Tips for welcoming beginners to your yoga studio.

Main Street Yoga in Fairmont, West Virginia, has a ton of beginners to yoga. That is because it is the first studio in the immediate area.

12919707_1665089813715747_2513460407683979557_nAngela Hammond, the owner of Main Street Yoga, had been practicing yoga for 20 years, and was itching to have a dedicated studio in her town. So, when the opportunity presented itself to open up her own place, she jumped at it.

“Last spring, there was a [yoga instructor] who started doing yoga in the park here in Fairmont,” explained Hammond. “She was getting an incredible turnout.
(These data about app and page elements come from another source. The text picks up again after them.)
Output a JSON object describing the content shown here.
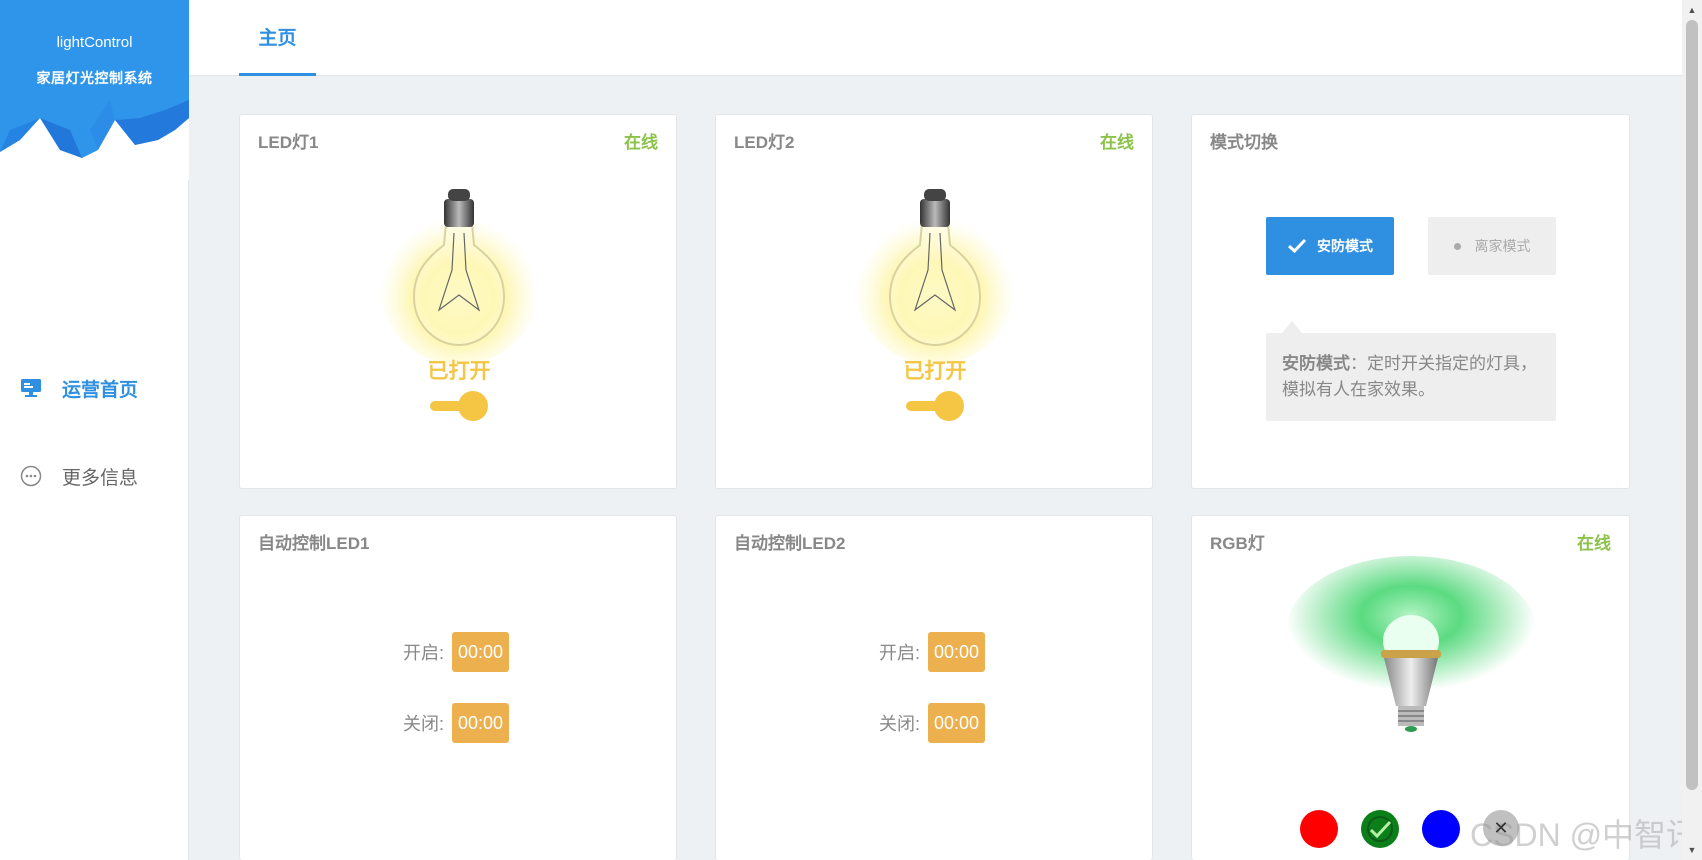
{
  "sidebar": {
    "app_name": "lightControl",
    "app_subtitle": "家居灯光控制系统",
    "nav": [
      {
        "label": "运营首页",
        "icon": "monitor-icon",
        "active": true
      },
      {
        "label": "更多信息",
        "icon": "more-circle-icon",
        "active": false
      }
    ]
  },
  "topbar": {
    "tabs": [
      {
        "label": "主页",
        "active": true
      }
    ]
  },
  "cards": {
    "led1": {
      "title": "LED灯1",
      "status": "在线",
      "state": "已打开",
      "on": true
    },
    "led2": {
      "title": "LED灯2",
      "status": "在线",
      "state": "已打开",
      "on": true
    },
    "mode": {
      "title": "模式切换",
      "buttons": [
        {
          "label": "安防模式",
          "selected": true,
          "icon": "check-icon"
        },
        {
          "label": "离家模式",
          "selected": false,
          "icon": "dot-icon"
        }
      ],
      "desc_bold": "安防模式",
      "desc_text": "：定时开关指定的灯具，模拟有人在家效果。"
    },
    "auto1": {
      "title": "自动控制LED1",
      "on_label": "开启:",
      "on_value": "00:00",
      "off_label": "关闭:",
      "off_value": "00:00"
    },
    "auto2": {
      "title": "自动控制LED2",
      "on_label": "开启:",
      "on_value": "00:00",
      "off_label": "关闭:",
      "off_value": "00:00"
    },
    "rgb": {
      "title": "RGB灯",
      "status": "在线",
      "glow_color": "#22c55e",
      "colors": [
        {
          "name": "red",
          "hex": "#ff0000",
          "selected": false
        },
        {
          "name": "green",
          "hex": "#0a7f1a",
          "selected": true
        },
        {
          "name": "blue",
          "hex": "#0000ff",
          "selected": false
        }
      ]
    }
  },
  "colors": {
    "accent": "#2f8fe0",
    "online": "#8bc34a",
    "bulb_on": "#f5c544",
    "time_badge": "#ecb04f"
  },
  "watermark": "CSDN @中智讯"
}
So we started talking … I kind of bit the bullet and did my teacher training, and then we started looking for a place that could serve as a studio.”

Six months later, they had found a small, but ideal location.

Because Main Street Yoga is the first in the area, Hammond knew right away she had to offer a beginners class, naming it Yoga 101. “It’s for people who’ve never done yoga before and really don’t know much about it,” she said. “I think I had 20 people in my first class, and so I quickly scheduled a few more.”

Those classes became so popular that she added a couple of Intro to Vinyasa classes as well.

“I think just having a beginners class makes them comfortable,” said Hammond. “It can be really 12885978_1665089820382413_8069587407248800719_ointimidating just to walk into a Vinyasa class if you’ve never done yoga before. Knowing that they’re going to be with people who are just starting, I think that alone is a big help.”

To welcome beginners further, Hammond also educates them on what to expect, saying they shouldn’t compare their poses to others. In addition, at the beginning of each class, she makes sure students are comfortable with adjustments.

Because the studio is new, Hammond is now focusing on educating the community about the studio, in hopes of drawing in more yogis of all experience levels in.

“Recently we did a free yoga in the park day, and just had a variety of different classes,” said Hammond. “It was free and open to the public, anyone could show up, and then we had information there about the studio, so that was one big way to kind of draw people in.”